[Element data from apps and pages]
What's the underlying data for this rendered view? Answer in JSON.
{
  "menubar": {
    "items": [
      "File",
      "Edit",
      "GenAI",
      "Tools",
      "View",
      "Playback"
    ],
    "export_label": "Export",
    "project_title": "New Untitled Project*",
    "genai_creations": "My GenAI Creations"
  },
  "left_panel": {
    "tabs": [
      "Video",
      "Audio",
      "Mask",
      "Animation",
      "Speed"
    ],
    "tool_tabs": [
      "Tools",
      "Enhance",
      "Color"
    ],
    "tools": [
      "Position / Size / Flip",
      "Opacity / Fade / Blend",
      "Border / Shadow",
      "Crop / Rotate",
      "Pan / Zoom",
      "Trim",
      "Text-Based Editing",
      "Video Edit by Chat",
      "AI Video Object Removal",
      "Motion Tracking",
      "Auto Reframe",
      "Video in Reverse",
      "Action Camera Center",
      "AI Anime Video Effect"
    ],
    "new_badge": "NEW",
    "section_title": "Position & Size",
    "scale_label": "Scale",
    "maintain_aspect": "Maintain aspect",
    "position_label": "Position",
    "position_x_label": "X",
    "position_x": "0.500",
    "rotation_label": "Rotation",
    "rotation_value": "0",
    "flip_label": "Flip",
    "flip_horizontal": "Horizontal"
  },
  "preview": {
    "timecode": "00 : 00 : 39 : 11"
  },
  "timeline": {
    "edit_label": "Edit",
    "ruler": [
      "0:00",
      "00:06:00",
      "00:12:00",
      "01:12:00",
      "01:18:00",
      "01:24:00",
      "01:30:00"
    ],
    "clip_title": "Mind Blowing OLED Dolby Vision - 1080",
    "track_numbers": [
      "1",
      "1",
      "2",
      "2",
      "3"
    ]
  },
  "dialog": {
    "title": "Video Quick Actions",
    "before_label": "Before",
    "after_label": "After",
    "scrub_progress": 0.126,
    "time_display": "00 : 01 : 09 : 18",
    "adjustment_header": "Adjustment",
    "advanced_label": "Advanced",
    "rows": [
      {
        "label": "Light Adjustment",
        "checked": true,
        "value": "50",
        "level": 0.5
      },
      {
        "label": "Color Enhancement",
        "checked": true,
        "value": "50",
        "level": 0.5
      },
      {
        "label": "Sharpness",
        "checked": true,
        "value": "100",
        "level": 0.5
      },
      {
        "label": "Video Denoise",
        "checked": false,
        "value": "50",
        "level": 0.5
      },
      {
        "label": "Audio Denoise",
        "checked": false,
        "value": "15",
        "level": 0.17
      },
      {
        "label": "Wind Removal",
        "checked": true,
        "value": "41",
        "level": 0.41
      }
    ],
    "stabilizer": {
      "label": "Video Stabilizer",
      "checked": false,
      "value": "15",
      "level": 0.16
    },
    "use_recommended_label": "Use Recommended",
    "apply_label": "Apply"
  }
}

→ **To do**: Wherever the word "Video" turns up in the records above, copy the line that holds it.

→ **Response**:
      "Video",
      "Video Edit by Chat",
      "AI Video Object Removal",
      "Video in Reverse",
      "AI Anime Video Effect"
    "title": "Video Quick Actions",
        "label": "Video Denoise",
      "label": "Video Stabilizer",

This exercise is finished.